If we are going to say that our successes and their rewards are needful for the people to see, we must also say that our failures and their consequences are needful for the people to see. We lead by example not just when we succeed, but also when we fail. The one is attended with honor and we teach that others should imitate. The other is attended with dishonor and we teach that others should fear.
John Calvin and the reformers wrestled as much as anyone with these things. Calvin lays down this principle:
Just as [elders] show the way to others by the example of an honorable life, so, if they go wrong, it is right that severe discipline should be exercised against them as an example to all. For why should greater forbearance be shown to men whose faults do more serious harm than those of other men? (Commentary on 1 Timothy 5:20,
We leaders cannot have our cake and eat it too. If we embrace the burden of public influence by example (as the Bible says we must), we must accept that burden of influence when our example goes wrong, and needs to be reproved. We are not honourable if we say: I will accept the privilege of leading people by example as long as I am praised, but I will not accept the burden of leading people by example when I am reproved. I will let my successes teach publicly, but not my failures.
Remember those who led you, who spoke the word of God to you; and considering the result of their conduct, imitate their faith. (Hebrews 13:7)
If you are to consider the faith and conduct of your leaders, I cannot believe you are to look the other way when our behaviour falls short. The price of public leadership is public reproof for sins that call our fitness for public office into question.
But we request of you, brethren, that you appreciate those who diligently labor among you, and have charge over you in the Lord and give you instruction, and that you esteem them very highly in love because of their work. (1 Thessalonians 5:12–13)
We leaders cannot accept this public esteem while we walk in the light; but then reject public reproof when we walk in the dark. Public ministerial leadership means we are to lead by our lives. That means we receive respect and esteem when we live uprightly, and we receive dishonor and shame when we walk in sin. We simply cannot say: “I will be public when I am good and I will be private when I am bad.”
And do not participate in the unfruitful deeds of darkness, but instead even expose them. (Ephesians 5:11)
And the exposing is in proportion to the seriousness of the sin and the extent of public influence in the sinner.
We know this also from the qualifications for elder listed in 1 Timothy 3. This list of qualifications implies that the church must judge the fitness of men for the eldership. But if it is biblical that the fitness of an elder for official public leadership be exposed, it must also be biblical that the unfitness of an elder for official public leadership be exposed.

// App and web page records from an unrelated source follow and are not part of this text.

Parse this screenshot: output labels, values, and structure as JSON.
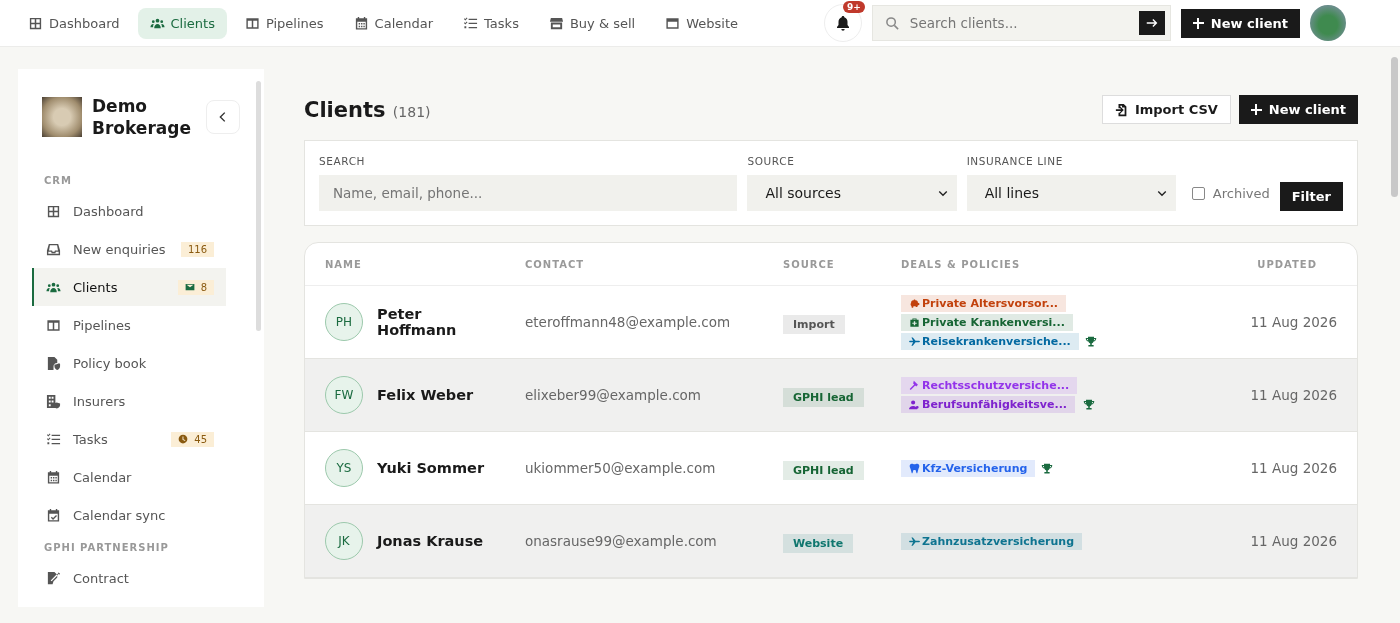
{
  "top_nav": {
    "tabs": [
      {
        "label": "Dashboard",
        "selected": false
      },
      {
        "label": "Clients",
        "selected": true
      },
      {
        "label": "Pipelines",
        "selected": false
      },
      {
        "label": "Calendar",
        "selected": false
      },
      {
        "label": "Tasks",
        "selected": false
      },
      {
        "label": "Buy & sell",
        "selected": false
      },
      {
        "label": "Website",
        "selected": false
      }
    ],
    "notifications": {
      "count": "9+"
    },
    "search": {
      "placeholder": "Search clients..."
    },
    "new_button": "New client"
  },
  "sidebar": {
    "brand": "Demo Brokerage",
    "sections": [
      {
        "title": "CRM",
        "items": [
          {
            "label": "Dashboard",
            "selected": false
          },
          {
            "label": "New enquiries",
            "selected": false,
            "badge": {
              "kind": "plain",
              "text": "116"
            }
          },
          {
            "label": "Clients",
            "selected": true,
            "badge": {
              "kind": "mail",
              "text": "8"
            }
          },
          {
            "label": "Pipelines",
            "selected": false
          },
          {
            "label": "Policy book",
            "selected": false
          },
          {
            "label": "Insurers",
            "selected": false
          },
          {
            "label": "Tasks",
            "selected": false,
            "badge": {
              "kind": "clock",
              "text": "45"
            }
          },
          {
            "label": "Calendar",
            "selected": false
          },
          {
            "label": "Calendar sync",
            "selected": false
          }
        ]
      },
      {
        "title": "GPHI PARTNERSHIP",
        "items": [
          {
            "label": "Contract",
            "selected": false
          }
        ]
      }
    ]
  },
  "page": {
    "title": "Clients",
    "count": "(181)",
    "import_button": "Import CSV",
    "new_button": "New client"
  },
  "filters": {
    "search": {
      "label": "SEARCH",
      "placeholder": "Name, email, phone..."
    },
    "source": {
      "label": "SOURCE",
      "value": "All sources"
    },
    "insurance_line": {
      "label": "INSURANCE LINE",
      "value": "All lines"
    },
    "archived": {
      "label": "Archived",
      "checked": false
    },
    "filter_button": "Filter"
  },
  "table": {
    "columns": [
      "NAME",
      "CONTACT",
      "SOURCE",
      "DEALS & POLICIES",
      "UPDATED"
    ],
    "rows": [
      {
        "initials": "PH",
        "name": "Peter Hoffmann",
        "contact": "eteroffmann48@example.com",
        "source": {
          "label": "Import",
          "color": "#555555"
        },
        "won": true,
        "updated": "11 Aug 2026",
        "deals": [
          {
            "label": "Private Altersvorsor...",
            "color": "#c2410c"
          },
          {
            "label": "Private Krankenversi...",
            "color": "#166534"
          },
          {
            "label": "Reisekrankenversiche...",
            "color": "#0369a1"
          }
        ]
      },
      {
        "initials": "FW",
        "name": "Felix Weber",
        "contact": "elixeber99@example.com",
        "source": {
          "label": "GPHI lead",
          "color": "#166534"
        },
        "won": true,
        "updated": "11 Aug 2026",
        "deals": [
          {
            "label": "Rechtsschutzversiche...",
            "color": "#9333ea"
          },
          {
            "label": "Berufsunfähigkeitsve...",
            "color": "#7e22ce"
          }
        ]
      },
      {
        "initials": "YS",
        "name": "Yuki Sommer",
        "contact": "ukiommer50@example.com",
        "source": {
          "label": "GPHI lead",
          "color": "#166534"
        },
        "won": true,
        "updated": "11 Aug 2026",
        "deals": [
          {
            "label": "Kfz-Versicherung",
            "color": "#2563eb"
          }
        ]
      },
      {
        "initials": "JK",
        "name": "Jonas Krause",
        "contact": "onasrause99@example.com",
        "source": {
          "label": "Website",
          "color": "#0f766e"
        },
        "won": false,
        "updated": "11 Aug 2026",
        "deals": [
          {
            "label": "Zahnzusatzversicherung",
            "color": "#0e7490"
          }
        ]
      }
    ]
  }
}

For example, it says
An overseer, then, must be above reproach. (1 Timothy 3:2)
No elder can say with integrity: I accept the approval of this church for my qualities of being above reproach, but I do not accept the reproof of this church when I have fallen into reproach. You can’t with integrity say: I am an influential, public figure as long as I do things that will get me praise; but I will not endure public scrutiny when I do things that will get me criticism.
Therefore the reproof and correction of a public minister extends as far as his influence may carry the harm of his sin. The more public the figure, the more public the reproof. The more widespread the influence, the more widespread the correction. The more extensive the potential harm of his sin, the more extensive the censure.